The less developed world, particularly Africa and Eastern Asia, are doing much better in containing the COVID-19 pandemic than the developed countries, probably through their bitter experiences from Ebola and SARS outbreaks.
This was observed by panelists of the webinar discussion on Tuesday hosted by the Wall Street Journal under the topic ‘Multilateral Approaches to Improve Population Health’ sponsored by Philip Morris International (PMI).
The panelists were Julia Coronado, president and founder of Marcro Policy Perspectives together with PIM’s CEO, André Calantzopoulos.
Coronado observed that Africa and Eastern Asia used simple solutions to contain the pandemic, saying there are a lot of lessons to learn from these countries and that developed countries need to embrace some of the solutions used to collectively build global formulas.
As of Monday, September 28, confirmed COVID-19 cases from 55 African countries were at 1,460,328 while recoveries were at 1,207,261 — giving the number of active cases at 253,067.
Total reported deaths in Africa were at 35,163 with South Africa being hit the most as from the total cases of 670,766, the related deaths were at 16,398.
From the numbers compiled by the Center for Systems Science and Engineering at Johns Hopkins University using statistics from the World Health Organization and other international institutions as well national and regional public health departments, other most-affected countries include Egypt (102,840 cases), Morocco (117,685), Ethiopia (73,332), Nigeria (58,324) and Algeria (51,067).
Malawi has registered two new cases, two new recoveries and no new deaths from the 62 COVID-19 tests that were conducted in the past 24 hours of Tuesday.
Cumulatively, Malawi has recorded 5,772 cases including 179 deaths and of these cases, 4,245 cases have now recovered bringing the total number of active cases to 1,348.
It is through such statistics that Coronado based her appreciation that Africa’s response to the pandemic and she said there was need to embrace the goodwill from other less developed countries that made good strides in containing COVID-19.
Calantzopoulos prayed that the pandemic, which is estimated to be eliminated by mid next year, could disappear as sooner as possible and hopes for a vaccine to be found soon.
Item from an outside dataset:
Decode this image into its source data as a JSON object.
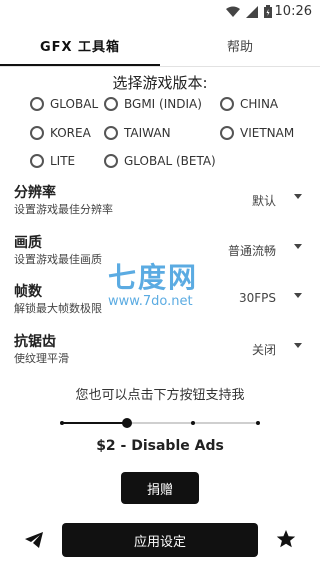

He said there was need for total global collaboration to eliminate the pandemic as well as get prepared to counter other health threats.
He added that people should also be encouraged from smoking altogether but he took cognizance that this might be a tall and the tobacco industry needs to try innovative alternatives to smoking.
In July, PMI — which is one of Malawi’s biggest buyers of tobacco — had its new invention of a smokeless cigarette smoking gadget named IQOS authorised by the United States’ Food and Drug Administration (FDA), which is an innovative response aimed at reducing tobacco harm.
FDA verified that the IQOS system, which heats tobacco but does not burn it, significantly reduces the production of harmful and potentially harmful chemicals that are emitted from smoke when tobacco is actually burned.
The innovation helped PMI to garner good points and be ranked second on Tobacco Transformation Index, and also bring a new ray of hope to the African industry in which PMI buys its tobacco from, including Malawi — whose earnings from the green gold has sharply declined in recent years.
The Tobacco Transformation Index ranks Swedish Match — which divested its cigarette business in 1999 — in first position; PMI in second and British American Tobacco in third.
During the webinar, both Calantzopoulos and Coronado said there was need for collaboration by both the public and private sectors in the dissemination of factual information on health to make people change their lifestyles.
They said COVID-19 has helped people worldwide in behavioural health change, which was done collaboratively and that should be enhanced in the way the world would do business post COVID-19.Follow and Subscribe Nyasa TV :